How to avoid Value Traps?

 

Yesterday afternoon I had a really great chat with many financial planners and fund managers, the topic of discussion was volatility and value picking in market. People behave in different ways in regards to both of these subjects. I was happy to see that financial planners were pretty OK with volatility and had understanding that in long run this volatility smoothens. Even the fund managers agreed with that opinion.

Then the discussion went on to how good quality stocks are trading cheap to their valuations (P/E ratios etc.) but then when they are confident that it won’t go further down but they still do! In same way they also felt that few stocks they felt that they are still over priced and should correct but they move further up and challenge their analysis.

Correct term for the above situation is value traps.

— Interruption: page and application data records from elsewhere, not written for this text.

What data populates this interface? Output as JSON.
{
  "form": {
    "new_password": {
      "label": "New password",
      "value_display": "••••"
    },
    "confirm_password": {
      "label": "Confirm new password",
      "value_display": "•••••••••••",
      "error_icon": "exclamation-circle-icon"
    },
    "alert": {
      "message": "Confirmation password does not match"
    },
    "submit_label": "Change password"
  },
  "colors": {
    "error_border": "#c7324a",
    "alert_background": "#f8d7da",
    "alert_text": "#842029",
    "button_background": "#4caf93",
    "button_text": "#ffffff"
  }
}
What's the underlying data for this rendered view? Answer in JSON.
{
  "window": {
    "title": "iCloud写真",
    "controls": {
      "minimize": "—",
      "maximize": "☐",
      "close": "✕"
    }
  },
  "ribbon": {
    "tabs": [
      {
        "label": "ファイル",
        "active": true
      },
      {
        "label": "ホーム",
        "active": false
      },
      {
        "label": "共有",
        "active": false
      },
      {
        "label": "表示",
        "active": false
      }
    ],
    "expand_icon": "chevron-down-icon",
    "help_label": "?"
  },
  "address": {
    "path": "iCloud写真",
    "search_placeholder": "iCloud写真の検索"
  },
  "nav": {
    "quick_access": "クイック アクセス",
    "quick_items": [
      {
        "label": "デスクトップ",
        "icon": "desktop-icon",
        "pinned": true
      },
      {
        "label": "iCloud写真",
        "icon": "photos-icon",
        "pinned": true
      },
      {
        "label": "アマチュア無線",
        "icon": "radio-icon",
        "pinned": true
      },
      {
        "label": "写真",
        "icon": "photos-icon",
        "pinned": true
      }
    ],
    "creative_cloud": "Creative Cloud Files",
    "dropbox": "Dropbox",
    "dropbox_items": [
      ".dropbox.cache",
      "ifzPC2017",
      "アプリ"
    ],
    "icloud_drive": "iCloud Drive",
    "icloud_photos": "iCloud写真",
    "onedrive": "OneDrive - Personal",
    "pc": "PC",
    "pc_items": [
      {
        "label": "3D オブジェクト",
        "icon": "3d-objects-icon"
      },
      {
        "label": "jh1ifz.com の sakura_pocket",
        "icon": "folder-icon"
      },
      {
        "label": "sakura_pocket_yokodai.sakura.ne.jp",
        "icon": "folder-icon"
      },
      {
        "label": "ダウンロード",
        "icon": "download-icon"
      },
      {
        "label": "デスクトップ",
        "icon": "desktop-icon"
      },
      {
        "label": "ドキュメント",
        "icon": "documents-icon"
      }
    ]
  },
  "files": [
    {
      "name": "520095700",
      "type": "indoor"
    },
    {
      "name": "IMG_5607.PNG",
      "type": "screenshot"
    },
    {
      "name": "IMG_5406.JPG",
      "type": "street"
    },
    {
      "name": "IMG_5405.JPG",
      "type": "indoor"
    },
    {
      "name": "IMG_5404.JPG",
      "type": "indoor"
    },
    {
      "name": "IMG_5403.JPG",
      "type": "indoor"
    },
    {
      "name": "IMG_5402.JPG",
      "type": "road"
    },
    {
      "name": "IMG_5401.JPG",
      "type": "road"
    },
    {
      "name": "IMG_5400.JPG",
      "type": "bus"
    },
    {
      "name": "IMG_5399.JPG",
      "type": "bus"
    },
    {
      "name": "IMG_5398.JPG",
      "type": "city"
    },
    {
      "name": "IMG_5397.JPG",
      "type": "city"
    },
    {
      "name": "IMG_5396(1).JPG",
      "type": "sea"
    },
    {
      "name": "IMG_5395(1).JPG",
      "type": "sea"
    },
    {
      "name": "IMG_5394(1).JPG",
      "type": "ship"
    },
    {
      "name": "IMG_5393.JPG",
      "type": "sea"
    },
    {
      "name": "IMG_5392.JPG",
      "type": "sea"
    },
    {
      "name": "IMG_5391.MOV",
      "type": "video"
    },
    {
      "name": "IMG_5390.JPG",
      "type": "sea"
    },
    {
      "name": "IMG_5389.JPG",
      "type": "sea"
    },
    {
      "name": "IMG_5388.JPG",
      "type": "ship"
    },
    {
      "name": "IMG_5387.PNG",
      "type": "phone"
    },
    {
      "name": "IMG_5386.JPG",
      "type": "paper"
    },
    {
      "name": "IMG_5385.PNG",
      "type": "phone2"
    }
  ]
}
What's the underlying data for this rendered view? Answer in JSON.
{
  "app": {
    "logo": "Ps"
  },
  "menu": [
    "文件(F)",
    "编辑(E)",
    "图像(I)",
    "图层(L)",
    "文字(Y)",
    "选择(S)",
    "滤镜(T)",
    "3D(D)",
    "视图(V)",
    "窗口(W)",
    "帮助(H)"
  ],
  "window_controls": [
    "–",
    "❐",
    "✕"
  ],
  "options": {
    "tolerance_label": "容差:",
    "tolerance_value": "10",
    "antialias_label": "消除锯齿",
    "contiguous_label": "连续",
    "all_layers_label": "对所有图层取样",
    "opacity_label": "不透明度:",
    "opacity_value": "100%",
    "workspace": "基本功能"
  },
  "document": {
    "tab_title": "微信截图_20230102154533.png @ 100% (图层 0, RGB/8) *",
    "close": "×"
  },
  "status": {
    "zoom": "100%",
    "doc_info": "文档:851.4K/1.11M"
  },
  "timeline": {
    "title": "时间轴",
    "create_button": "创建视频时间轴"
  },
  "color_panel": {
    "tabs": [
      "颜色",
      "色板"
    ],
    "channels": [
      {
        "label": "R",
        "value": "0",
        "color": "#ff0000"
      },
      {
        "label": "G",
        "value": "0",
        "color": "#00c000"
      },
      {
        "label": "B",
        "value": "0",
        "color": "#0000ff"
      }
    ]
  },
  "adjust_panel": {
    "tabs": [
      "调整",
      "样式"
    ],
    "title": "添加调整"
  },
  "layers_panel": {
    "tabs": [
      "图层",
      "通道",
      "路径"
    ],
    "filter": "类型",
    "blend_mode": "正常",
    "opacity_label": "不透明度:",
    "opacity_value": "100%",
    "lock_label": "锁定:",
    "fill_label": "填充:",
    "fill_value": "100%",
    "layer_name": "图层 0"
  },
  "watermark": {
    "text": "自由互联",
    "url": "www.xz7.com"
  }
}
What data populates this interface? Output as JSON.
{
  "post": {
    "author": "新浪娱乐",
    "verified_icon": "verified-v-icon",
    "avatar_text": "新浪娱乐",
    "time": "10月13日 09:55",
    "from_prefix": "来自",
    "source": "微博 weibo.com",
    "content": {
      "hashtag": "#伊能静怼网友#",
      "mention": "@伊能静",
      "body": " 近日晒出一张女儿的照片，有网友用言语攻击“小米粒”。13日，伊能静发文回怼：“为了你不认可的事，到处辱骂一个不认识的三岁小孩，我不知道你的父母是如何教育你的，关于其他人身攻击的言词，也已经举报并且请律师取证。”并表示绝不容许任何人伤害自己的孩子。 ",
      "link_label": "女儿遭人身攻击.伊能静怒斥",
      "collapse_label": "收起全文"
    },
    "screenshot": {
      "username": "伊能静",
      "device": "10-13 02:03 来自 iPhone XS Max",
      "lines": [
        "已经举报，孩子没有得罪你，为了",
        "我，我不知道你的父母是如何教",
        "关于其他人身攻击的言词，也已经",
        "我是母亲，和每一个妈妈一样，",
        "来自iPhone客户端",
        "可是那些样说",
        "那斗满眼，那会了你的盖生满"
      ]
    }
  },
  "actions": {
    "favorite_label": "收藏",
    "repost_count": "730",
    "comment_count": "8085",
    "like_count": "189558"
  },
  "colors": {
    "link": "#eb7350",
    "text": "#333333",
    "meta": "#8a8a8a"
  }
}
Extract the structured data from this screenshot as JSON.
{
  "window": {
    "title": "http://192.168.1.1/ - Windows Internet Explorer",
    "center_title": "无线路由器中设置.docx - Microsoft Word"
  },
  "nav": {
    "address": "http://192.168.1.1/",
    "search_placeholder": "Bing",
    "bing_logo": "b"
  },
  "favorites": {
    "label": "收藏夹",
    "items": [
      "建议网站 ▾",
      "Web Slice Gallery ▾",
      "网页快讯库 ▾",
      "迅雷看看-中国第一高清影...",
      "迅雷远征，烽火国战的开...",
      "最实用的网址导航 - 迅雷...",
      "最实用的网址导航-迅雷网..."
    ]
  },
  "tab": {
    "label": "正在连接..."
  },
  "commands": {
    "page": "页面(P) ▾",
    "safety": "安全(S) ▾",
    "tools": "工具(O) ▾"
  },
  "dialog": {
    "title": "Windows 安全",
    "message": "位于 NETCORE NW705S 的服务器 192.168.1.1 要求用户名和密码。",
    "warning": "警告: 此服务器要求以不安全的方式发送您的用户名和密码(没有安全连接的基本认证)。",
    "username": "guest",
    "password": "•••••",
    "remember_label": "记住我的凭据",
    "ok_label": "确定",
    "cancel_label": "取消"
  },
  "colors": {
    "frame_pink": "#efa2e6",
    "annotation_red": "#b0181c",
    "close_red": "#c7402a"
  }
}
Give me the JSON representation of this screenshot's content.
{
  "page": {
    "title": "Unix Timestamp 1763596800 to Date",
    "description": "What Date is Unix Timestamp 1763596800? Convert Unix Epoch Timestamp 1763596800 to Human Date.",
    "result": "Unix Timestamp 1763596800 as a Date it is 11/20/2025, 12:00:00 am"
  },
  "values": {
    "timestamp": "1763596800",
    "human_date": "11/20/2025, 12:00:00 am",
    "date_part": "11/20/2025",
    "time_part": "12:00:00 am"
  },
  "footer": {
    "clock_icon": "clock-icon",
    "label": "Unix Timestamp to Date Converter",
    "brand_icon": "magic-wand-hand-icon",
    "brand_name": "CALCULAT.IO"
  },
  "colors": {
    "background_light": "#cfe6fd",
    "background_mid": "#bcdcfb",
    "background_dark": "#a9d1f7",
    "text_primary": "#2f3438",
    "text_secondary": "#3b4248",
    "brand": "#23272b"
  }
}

To come out of this value trap the very first thing people should do is switch off their analysis totally based on price and also switch off the markets. It is important that they separate price with business attribute.

It is very easy to value any business and there are many ways and many successful investors have their own theory on how to evaluate them. But analysis doesn’t stops at valuations. It is also important that your research is done on right variables of business rather then just on available value tools (PE ratio, Price to book value etc.).

To avoid these value traps it is important that you do your research on their fundamentals and find the variables that are deteriorating. Now we think that if any business is trading at discount to its intrinsic value then check their margins.

If the margins are intact and revenues are growing then the business is fundamentally sound. I thought to do research on what we believe with the help of A1 service (can’t wait to reveal more information and share with you all in regards to that).

Infosys just released its second quarter results and Bharti Shipyard that many of you know that I am shouting so hard to avoid, I thought to put them both on test. 

 

Infosys

 

We have noticed a lot of volatility within this business from last one year. We have noticed price falling down from 3000 levels to down 2200 levels.

I want to share few facts with you all before going further with my analysis. Last year company paid almost 62% of their earnings as dividend to its shareholder and retained 38% within the business.

 

Normally we have noticed that by average Infosys pays an average of 30% of its earnings as dividends. The variation in these payouts impacts valuations of company.

 

The above chart is of Infosys with actual intrinsic values in red line. After almost 15 months it was trading at discount to its value. If you would have followed our model and would have invested in 2008 and 2009 year when it was trading at discounts your compounded returns (not everyone use them) would be around 18% per anum.

Lets get back to the margin analysis. Throughout the financial crisis till date I have noticed that their margins were all intact.

Infosys

Year 2011

Year 2010

Year 2009

Year 2008

Year 2007

Operating Profits margins

32%

33%

33%

30%

31%

Net Profit Margins

24%

26%

28%

27%

28%

We can notice that operating profit margins are all unharmed from last 5 years. The net profit margins have dropped but the variable to its fall to blame is Tax.

Infosys

1st Quarter of 2012

2nd Quarter of 2012

Operating Profit margins

28%

30%

Net Profit margins

23%

23%

Quarterly operating profit margins look scary but if they manage to keep above 30% I don’t see any reason to panic.

Bharti Shipyard

If we look at the margins table of Bharti Shipyard, I am pretty sure you would understand what I mean by value trap.

Bharti Shipyard

Year 2011

Year 2010

Year 2009

Year 2008

Year 2007

Operating Profits margins

29%

26%

29%

29%

32%

Net Profit Margins

7%

10%

13%

15%

17%

The operating profit margins are not damaged but look at the net profit margins. The variable that is impacting its margin is the Interest expense. Over here it is debatable that soon interest rates when start falling down then everything looks like green pasture for company. But my view is bit different. I am worried of its huge debt on balance sheet. If interest rates start falling down then management would also like to bring its debt down. So they have two options, both they will raise more equity and dilute the current holding of shareholders or else will implement strict budget and try to pay it off from its profits.

In both the scenarios it is uneconomical for shareholder to invest in Bharti Shipyard.

Bharti Shipyard

1st Quarter of 2012

Operating Profit margin

32%

Net Profit margin

4%

Look for the companies with stability and predictability of its revenue and earnings in this market condition as I mentioned in my previous post.

Now a job for you is to search for such value traps and feel free to share over here. I would also love to see if you could also look for those characteristics that I mentioned in my previous blog.

Finally don’t go out and buy Infosys if I am stating. Do your own independent research and buy them when they are trading at huge discounts.

Happy Holidays!!